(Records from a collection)
***

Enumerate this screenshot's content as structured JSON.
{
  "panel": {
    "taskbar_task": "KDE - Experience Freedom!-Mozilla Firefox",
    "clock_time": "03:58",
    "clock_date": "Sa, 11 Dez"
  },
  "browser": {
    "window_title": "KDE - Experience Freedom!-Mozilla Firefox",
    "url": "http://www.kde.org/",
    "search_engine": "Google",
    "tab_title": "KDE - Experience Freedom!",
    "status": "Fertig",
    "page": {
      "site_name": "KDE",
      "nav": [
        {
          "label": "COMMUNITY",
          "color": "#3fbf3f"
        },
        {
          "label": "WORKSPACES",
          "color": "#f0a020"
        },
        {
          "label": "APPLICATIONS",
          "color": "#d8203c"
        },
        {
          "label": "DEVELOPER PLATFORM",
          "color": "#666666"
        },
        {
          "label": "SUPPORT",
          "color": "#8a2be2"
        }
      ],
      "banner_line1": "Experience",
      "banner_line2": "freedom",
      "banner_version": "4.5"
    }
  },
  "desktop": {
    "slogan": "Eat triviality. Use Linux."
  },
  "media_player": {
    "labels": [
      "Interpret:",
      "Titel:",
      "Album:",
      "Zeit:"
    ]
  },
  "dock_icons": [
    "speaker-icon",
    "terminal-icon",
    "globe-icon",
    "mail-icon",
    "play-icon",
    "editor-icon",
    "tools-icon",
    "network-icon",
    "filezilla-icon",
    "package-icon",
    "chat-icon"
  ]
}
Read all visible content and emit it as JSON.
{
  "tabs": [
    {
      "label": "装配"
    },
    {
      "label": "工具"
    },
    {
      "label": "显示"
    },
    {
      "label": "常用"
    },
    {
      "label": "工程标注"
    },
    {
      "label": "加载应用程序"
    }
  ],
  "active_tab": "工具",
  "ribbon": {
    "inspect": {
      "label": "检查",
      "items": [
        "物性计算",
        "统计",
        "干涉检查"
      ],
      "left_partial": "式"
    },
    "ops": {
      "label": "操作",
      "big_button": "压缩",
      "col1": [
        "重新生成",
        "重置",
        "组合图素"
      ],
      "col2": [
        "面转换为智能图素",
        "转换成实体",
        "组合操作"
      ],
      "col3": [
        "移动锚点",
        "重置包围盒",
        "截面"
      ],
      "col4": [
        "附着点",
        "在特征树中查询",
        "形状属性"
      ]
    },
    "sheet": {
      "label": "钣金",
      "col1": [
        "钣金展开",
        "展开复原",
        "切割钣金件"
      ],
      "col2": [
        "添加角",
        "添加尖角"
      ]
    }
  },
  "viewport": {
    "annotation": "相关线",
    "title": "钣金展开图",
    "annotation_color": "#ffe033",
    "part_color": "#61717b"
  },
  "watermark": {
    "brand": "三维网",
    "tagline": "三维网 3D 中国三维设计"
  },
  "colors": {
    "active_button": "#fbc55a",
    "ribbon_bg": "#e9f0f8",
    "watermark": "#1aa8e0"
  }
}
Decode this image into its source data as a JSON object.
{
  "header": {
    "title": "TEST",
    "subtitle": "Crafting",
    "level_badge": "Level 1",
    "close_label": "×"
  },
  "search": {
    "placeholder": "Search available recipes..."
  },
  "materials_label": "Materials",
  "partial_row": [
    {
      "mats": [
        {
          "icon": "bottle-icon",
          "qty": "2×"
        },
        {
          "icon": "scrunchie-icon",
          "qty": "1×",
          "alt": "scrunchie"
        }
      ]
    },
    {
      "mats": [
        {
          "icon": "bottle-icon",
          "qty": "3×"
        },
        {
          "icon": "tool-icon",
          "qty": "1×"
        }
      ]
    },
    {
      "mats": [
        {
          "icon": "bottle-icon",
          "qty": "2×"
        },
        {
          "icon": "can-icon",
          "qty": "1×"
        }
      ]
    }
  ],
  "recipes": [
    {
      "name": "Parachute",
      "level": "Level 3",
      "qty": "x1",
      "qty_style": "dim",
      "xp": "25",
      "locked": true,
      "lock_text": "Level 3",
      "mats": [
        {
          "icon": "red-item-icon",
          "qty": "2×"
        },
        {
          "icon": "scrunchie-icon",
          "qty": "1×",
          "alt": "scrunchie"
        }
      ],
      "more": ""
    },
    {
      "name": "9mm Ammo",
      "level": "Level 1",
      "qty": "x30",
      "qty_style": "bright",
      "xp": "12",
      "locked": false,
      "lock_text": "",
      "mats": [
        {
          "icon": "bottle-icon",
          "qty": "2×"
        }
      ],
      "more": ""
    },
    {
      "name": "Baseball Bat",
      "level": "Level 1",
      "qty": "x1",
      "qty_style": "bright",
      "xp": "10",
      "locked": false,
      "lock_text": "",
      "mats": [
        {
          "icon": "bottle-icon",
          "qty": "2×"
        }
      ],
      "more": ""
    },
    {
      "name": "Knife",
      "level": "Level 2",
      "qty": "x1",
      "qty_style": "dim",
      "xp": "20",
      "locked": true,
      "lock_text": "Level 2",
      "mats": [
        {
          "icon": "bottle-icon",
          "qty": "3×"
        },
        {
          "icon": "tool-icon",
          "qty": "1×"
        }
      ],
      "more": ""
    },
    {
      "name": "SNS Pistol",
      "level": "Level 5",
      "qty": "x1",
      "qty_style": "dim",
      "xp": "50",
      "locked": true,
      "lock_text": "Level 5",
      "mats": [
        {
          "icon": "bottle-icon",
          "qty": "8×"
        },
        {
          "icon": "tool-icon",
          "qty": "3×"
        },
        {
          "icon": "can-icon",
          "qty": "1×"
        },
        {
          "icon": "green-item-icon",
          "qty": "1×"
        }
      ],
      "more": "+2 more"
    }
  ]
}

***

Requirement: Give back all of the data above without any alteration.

Final answer:
Enumerate this screenshot's content as structured JSON.
{
  "panel": {
    "taskbar_task": "KDE - Experience Freedom!-Mozilla Firefox",
    "clock_time": "03:58",
    "clock_date": "Sa, 11 Dez"
  },
  "browser": {
    "window_title": "KDE - Experience Freedom!-Mozilla Firefox",
    "url": "http://www.kde.org/",
    "search_engine": "Google",
    "tab_title": "KDE - Experience Freedom!",
    "status": "Fertig",
    "page": {
      "site_name": "KDE",
      "nav": [
        {
          "label": "COMMUNITY",
          "color": "#3fbf3f"
        },
        {
          "label": "WORKSPACES",
          "color": "#f0a020"
        },
        {
          "label": "APPLICATIONS",
          "color": "#d8203c"
        },
        {
          "label": "DEVELOPER PLATFORM",
          "color": "#666666"
        },
        {
          "label": "SUPPORT",
          "color": "#8a2be2"
        }
      ],
      "banner_line1": "Experience",
      "banner_line2": "freedom",
      "banner_version": "4.5"
    }
  },
  "desktop": {
    "slogan": "Eat triviality. Use Linux."
  },
  "media_player": {
    "labels": [
      "Interpret:",
      "Titel:",
      "Album:",
      "Zeit:"
    ]
  },
  "dock_icons": [
    "speaker-icon",
    "terminal-icon",
    "globe-icon",
    "mail-icon",
    "play-icon",
    "editor-icon",
    "tools-icon",
    "network-icon",
    "filezilla-icon",
    "package-icon",
    "chat-icon"
  ]
}
Read all visible content and emit it as JSON.
{
  "tabs": [
    {
      "label": "装配"
    },
    {
      "label": "工具"
    },
    {
      "label": "显示"
    },
    {
      "label": "常用"
    },
    {
      "label": "工程标注"
    },
    {
      "label": "加载应用程序"
    }
  ],
  "active_tab": "工具",
  "ribbon": {
    "inspect": {
      "label": "检查",
      "items": [
        "物性计算",
        "统计",
        "干涉检查"
      ],
      "left_partial": "式"
    },
    "ops": {
      "label": "操作",
      "big_button": "压缩",
      "col1": [
        "重新生成",
        "重置",
        "组合图素"
      ],
      "col2": [
        "面转换为智能图素",
        "转换成实体",
        "组合操作"
      ],
      "col3": [
        "移动锚点",
        "重置包围盒",
        "截面"
      ],
      "col4": [
        "附着点",
        "在特征树中查询",
        "形状属性"
      ]
    },
    "sheet": {
      "label": "钣金",
      "col1": [
        "钣金展开",
        "展开复原",
        "切割钣金件"
      ],
      "col2": [
        "添加角",
        "添加尖角"
      ]
    }
  },
  "viewport": {
    "annotation": "相关线",
    "title": "钣金展开图",
    "annotation_color": "#ffe033",
    "part_color": "#61717b"
  },
  "watermark": {
    "brand": "三维网",
    "tagline": "三维网 3D 中国三维设计"
  },
  "colors": {
    "active_button": "#fbc55a",
    "ribbon_bg": "#e9f0f8",
    "watermark": "#1aa8e0"
  }
}
Decode this image into its source data as a JSON object.
{
  "header": {
    "title": "TEST",
    "subtitle": "Crafting",
    "level_badge": "Level 1",
    "close_label": "×"
  },
  "search": {
    "placeholder": "Search available recipes..."
  },
  "materials_label": "Materials",
  "partial_row": [
    {
      "mats": [
        {
          "icon": "bottle-icon",
          "qty": "2×"
        },
        {
          "icon": "scrunchie-icon",
          "qty": "1×",
          "alt": "scrunchie"
        }
      ]
    },
    {
      "mats": [
        {
          "icon": "bottle-icon",
          "qty": "3×"
        },
        {
          "icon": "tool-icon",
          "qty": "1×"
        }
      ]
    },
    {
      "mats": [
        {
          "icon": "bottle-icon",
          "qty": "2×"
        },
        {
          "icon": "can-icon",
          "qty": "1×"
        }
      ]
    }
  ],
  "recipes": [
    {
      "name": "Parachute",
      "level": "Level 3",
      "qty": "x1",
      "qty_style": "dim",
      "xp": "25",
      "locked": true,
      "lock_text": "Level 3",
      "mats": [
        {
          "icon": "red-item-icon",
          "qty": "2×"
        },
        {
          "icon": "scrunchie-icon",
          "qty": "1×",
          "alt": "scrunchie"
        }
      ],
      "more": ""
    },
    {
      "name": "9mm Ammo",
      "level": "Level 1",
      "qty": "x30",
      "qty_style": "bright",
      "xp": "12",
      "locked": false,
      "lock_text": "",
      "mats": [
        {
          "icon": "bottle-icon",
          "qty": "2×"
        }
      ],
      "more": ""
    },
    {
      "name": "Baseball Bat",
      "level": "Level 1",
      "qty": "x1",
      "qty_style": "bright",
      "xp": "10",
      "locked": false,
      "lock_text": "",
      "mats": [
        {
          "icon": "bottle-icon",
          "qty": "2×"
        }
      ],
      "more": ""
    },
    {
      "name": "Knife",
      "level": "Level 2",
      "qty": "x1",
      "qty_style": "dim",
      "xp": "20",
      "locked": true,
      "lock_text": "Level 2",
      "mats": [
        {
          "icon": "bottle-icon",
          "qty": "3×"
        },
        {
          "icon": "tool-icon",
          "qty": "1×"
        }
      ],
      "more": ""
    },
    {
      "name": "SNS Pistol",
      "level": "Level 5",
      "qty": "x1",
      "qty_style": "dim",
      "xp": "50",
      "locked": true,
      "lock_text": "Level 5",
      "mats": [
        {
          "icon": "bottle-icon",
          "qty": "8×"
        },
        {
          "icon": "tool-icon",
          "qty": "3×"
        },
        {
          "icon": "can-icon",
          "qty": "1×"
        },
        {
          "icon": "green-item-icon",
          "qty": "1×"
        }
      ],
      "more": "+2 more"
    }
  ]
}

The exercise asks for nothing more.